### Entries supplied
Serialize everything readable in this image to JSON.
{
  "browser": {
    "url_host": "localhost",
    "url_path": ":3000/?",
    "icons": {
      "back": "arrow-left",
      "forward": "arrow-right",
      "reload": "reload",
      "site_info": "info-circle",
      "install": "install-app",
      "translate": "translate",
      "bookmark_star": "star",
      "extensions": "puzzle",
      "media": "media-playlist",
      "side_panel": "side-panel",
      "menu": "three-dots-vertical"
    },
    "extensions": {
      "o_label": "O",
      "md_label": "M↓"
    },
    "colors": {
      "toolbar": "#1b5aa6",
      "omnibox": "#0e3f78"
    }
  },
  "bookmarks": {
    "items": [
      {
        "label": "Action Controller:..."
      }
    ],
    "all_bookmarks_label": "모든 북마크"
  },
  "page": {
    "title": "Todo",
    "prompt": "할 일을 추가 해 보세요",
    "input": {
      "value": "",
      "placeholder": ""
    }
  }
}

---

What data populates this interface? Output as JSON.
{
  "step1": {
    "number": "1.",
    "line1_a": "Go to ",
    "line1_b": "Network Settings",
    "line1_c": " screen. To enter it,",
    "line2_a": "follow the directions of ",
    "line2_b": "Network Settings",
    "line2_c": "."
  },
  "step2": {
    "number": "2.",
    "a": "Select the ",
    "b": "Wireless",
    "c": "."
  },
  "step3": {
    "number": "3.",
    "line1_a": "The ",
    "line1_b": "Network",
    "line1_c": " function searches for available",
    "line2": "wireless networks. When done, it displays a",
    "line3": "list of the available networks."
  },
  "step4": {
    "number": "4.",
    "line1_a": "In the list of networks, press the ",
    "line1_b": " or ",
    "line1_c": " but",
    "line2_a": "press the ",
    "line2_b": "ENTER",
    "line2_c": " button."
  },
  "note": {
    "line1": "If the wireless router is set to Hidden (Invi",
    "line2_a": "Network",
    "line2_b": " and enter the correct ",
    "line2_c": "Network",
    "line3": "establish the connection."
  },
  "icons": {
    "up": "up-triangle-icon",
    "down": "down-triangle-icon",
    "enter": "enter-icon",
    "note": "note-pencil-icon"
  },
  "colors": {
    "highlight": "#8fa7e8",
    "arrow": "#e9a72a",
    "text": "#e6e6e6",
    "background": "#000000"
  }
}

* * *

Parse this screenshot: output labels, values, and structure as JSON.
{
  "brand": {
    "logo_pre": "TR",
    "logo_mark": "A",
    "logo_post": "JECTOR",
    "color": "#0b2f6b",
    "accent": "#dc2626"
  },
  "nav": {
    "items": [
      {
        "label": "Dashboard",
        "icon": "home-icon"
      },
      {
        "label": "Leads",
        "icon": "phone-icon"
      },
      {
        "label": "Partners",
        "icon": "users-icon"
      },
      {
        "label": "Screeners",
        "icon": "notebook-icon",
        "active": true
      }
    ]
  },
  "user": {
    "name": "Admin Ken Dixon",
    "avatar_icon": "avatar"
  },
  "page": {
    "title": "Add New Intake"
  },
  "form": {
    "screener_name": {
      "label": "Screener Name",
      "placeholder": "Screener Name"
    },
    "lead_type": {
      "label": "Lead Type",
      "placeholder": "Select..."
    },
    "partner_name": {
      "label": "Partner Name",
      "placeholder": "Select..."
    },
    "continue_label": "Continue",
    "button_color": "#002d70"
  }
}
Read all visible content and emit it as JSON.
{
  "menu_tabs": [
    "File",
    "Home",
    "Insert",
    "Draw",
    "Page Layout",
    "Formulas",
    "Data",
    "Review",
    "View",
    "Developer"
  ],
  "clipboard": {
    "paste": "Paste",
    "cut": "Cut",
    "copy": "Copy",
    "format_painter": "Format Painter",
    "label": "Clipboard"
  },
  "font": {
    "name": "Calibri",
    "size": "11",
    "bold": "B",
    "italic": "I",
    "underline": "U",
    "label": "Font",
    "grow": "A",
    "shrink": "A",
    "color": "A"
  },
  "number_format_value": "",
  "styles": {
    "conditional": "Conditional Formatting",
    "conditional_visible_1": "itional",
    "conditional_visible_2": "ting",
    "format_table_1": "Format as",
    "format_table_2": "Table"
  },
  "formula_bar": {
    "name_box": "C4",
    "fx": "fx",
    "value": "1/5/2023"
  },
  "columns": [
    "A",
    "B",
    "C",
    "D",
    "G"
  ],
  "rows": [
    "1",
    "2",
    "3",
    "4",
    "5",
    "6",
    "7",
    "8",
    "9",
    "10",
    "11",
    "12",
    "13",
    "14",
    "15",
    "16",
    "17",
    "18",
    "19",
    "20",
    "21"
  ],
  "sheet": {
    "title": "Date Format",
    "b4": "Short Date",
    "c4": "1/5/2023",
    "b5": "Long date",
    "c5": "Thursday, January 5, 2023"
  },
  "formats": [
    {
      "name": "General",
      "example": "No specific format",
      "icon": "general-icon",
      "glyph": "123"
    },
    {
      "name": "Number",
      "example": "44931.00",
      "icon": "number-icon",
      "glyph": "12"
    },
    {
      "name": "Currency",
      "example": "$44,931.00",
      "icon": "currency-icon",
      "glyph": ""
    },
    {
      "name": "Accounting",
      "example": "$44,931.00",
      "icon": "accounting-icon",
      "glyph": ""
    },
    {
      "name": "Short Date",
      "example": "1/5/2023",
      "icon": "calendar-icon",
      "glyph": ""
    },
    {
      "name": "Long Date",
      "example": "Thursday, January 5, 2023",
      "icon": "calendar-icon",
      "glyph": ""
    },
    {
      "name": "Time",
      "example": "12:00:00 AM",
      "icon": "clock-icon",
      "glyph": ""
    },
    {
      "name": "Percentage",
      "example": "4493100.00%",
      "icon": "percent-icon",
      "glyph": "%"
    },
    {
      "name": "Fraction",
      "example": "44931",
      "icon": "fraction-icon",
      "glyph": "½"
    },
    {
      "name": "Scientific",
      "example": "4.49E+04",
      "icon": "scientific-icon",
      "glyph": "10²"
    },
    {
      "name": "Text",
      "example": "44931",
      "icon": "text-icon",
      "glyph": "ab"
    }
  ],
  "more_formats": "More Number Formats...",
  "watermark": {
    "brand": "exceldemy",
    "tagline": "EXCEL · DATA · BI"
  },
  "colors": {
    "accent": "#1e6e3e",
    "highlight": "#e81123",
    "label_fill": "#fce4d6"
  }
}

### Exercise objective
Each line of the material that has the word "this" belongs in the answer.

### Your solution
Serialize everything readable in this image to JSON.
What data populates this interface? Output as JSON.
Parse this screenshot: output labels, values, and structure as JSON.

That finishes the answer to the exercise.